*ASSIGNMENT*. Check each line of the entries for "ipynbbuilddir" and report the ones that have it.

[Page and application data records]

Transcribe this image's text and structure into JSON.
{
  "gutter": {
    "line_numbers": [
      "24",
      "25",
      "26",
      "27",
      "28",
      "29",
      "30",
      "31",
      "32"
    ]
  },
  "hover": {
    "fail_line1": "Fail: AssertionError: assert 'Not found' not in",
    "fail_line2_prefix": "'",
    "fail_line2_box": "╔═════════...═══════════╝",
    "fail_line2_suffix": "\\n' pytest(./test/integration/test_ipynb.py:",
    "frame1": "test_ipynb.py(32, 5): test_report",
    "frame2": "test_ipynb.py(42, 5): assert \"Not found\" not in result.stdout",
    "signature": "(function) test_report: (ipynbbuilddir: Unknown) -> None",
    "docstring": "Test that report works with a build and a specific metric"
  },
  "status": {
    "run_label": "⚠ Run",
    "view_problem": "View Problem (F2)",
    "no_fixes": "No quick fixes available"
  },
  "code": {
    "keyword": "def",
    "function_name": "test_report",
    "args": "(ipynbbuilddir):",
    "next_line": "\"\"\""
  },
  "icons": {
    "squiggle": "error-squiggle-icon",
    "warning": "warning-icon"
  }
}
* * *
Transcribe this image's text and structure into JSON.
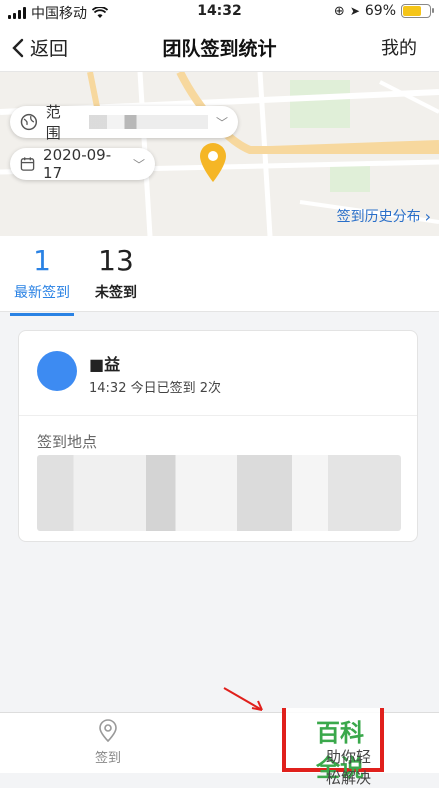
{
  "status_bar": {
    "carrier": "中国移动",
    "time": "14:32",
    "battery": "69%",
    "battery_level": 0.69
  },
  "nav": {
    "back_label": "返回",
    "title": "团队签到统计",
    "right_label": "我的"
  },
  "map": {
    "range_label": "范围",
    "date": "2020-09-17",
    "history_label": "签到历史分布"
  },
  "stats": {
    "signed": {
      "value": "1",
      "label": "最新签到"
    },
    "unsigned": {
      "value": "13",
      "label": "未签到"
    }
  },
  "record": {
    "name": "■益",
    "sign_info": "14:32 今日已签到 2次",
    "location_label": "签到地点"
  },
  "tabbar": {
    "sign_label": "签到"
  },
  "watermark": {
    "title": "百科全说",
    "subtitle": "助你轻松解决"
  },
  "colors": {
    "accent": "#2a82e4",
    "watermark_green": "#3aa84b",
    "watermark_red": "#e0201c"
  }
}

*ANSWER FOR THE TASK*.
    "signature": "(function) test_report: (ipynbbuilddir: Unknown) -> None",
    "args": "(ipynbbuilddir):",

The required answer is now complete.